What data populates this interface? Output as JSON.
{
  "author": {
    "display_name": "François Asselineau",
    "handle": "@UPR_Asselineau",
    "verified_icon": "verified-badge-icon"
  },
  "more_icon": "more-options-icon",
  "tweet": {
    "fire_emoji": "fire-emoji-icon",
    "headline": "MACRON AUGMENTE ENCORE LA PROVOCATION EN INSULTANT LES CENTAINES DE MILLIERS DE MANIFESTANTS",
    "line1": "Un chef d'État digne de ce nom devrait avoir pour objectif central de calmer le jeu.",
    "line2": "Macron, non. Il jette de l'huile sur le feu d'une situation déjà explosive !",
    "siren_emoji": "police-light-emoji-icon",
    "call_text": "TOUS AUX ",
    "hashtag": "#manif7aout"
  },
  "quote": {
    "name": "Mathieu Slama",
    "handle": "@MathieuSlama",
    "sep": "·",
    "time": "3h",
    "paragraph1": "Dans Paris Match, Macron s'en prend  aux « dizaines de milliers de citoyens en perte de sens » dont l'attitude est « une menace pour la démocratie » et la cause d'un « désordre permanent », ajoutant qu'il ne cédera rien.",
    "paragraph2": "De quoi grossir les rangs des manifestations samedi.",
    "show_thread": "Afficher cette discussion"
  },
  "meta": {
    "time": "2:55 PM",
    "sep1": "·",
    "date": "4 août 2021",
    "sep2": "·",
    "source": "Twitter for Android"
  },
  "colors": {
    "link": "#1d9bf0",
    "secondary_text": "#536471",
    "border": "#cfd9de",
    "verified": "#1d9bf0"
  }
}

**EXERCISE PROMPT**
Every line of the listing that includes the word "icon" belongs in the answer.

**TASK SOLUTION**
    "verified_icon": "verified-badge-icon"
  "more_icon": "more-options-icon",
    "fire_emoji": "fire-emoji-icon",
    "siren_emoji": "police-light-emoji-icon",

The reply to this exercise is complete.